  • Dr.C.K.Sivapalasingam( Former Provincial Director, Dept of AP&H, Northern Province.

    I am not agreeable with the number of the stray cattle mention in the article.Who has estimated the Number?.According to my knowledge it is much less than 40,000.I suggest to provide more fencepost and barb wire to the farmers who involve in cultivation.Almost all the farmers lost the fence during the war which they had around their paddy field before the onset of war.I totally reject the statement of the crop damages occur only by the stray cattle.All the cattle damage the crops regardless to the ownership as the paddy field are kept open. Allocation of sufficient grazing land away from the cultiviable land,is the another solution to prevent the crops from cattle.These cattle serve as an insurence to the farmers by providing stable income through out the year.These all have to be taken into the consideration while implementing any projects among the resettlers.

  • npalmer

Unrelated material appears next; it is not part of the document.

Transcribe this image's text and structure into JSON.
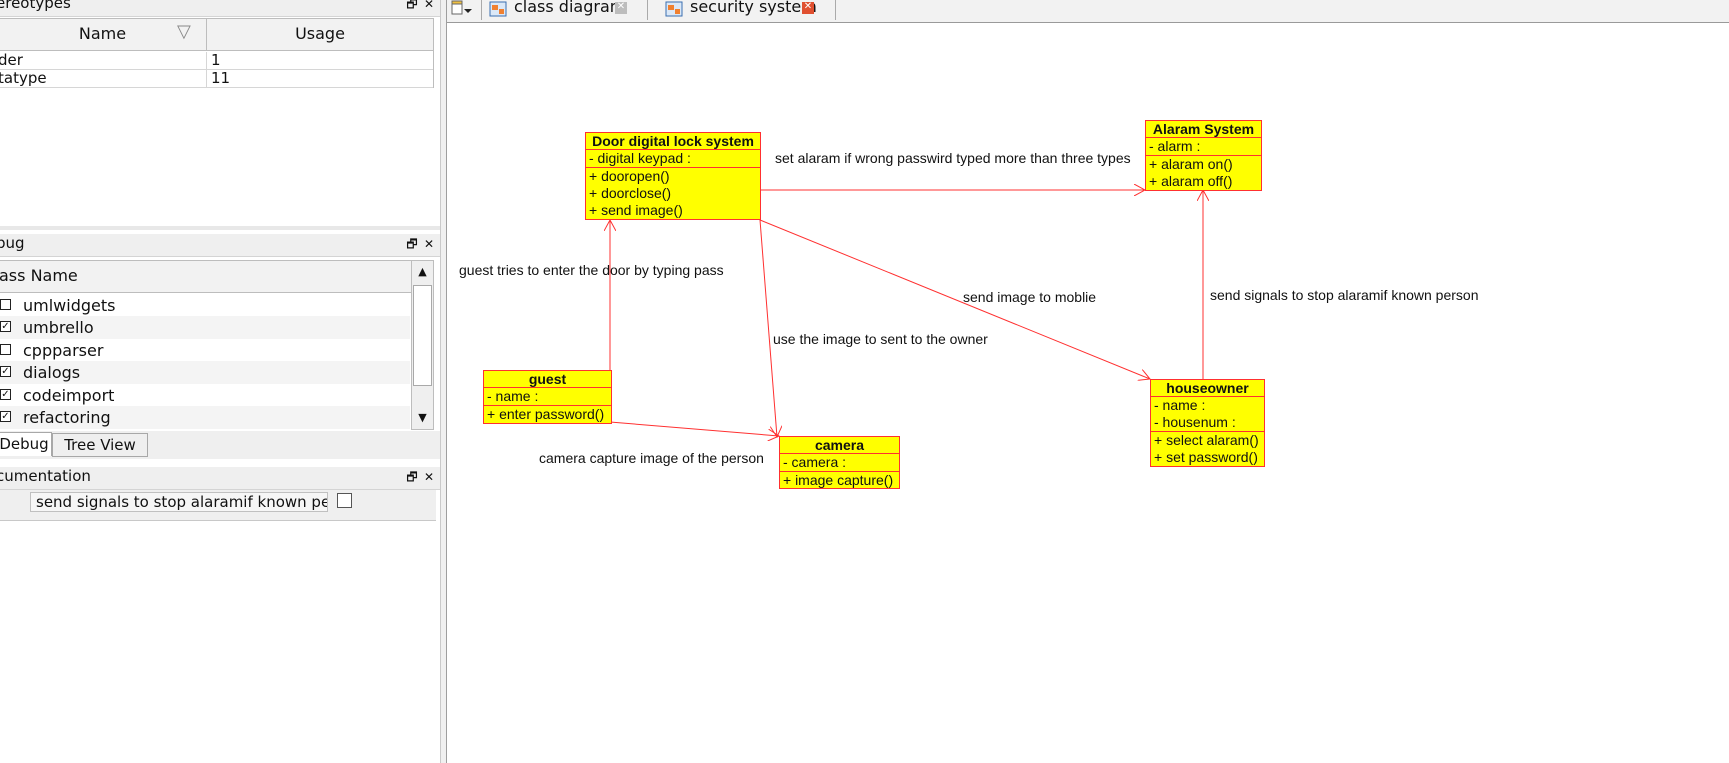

    Many thanks for your your comment and the very useful suggestions. These figures were reported last week by IRIN – a news service of the United Nations. The report states that the figures come from the United Nations Food and Agriculture Agency (FAO).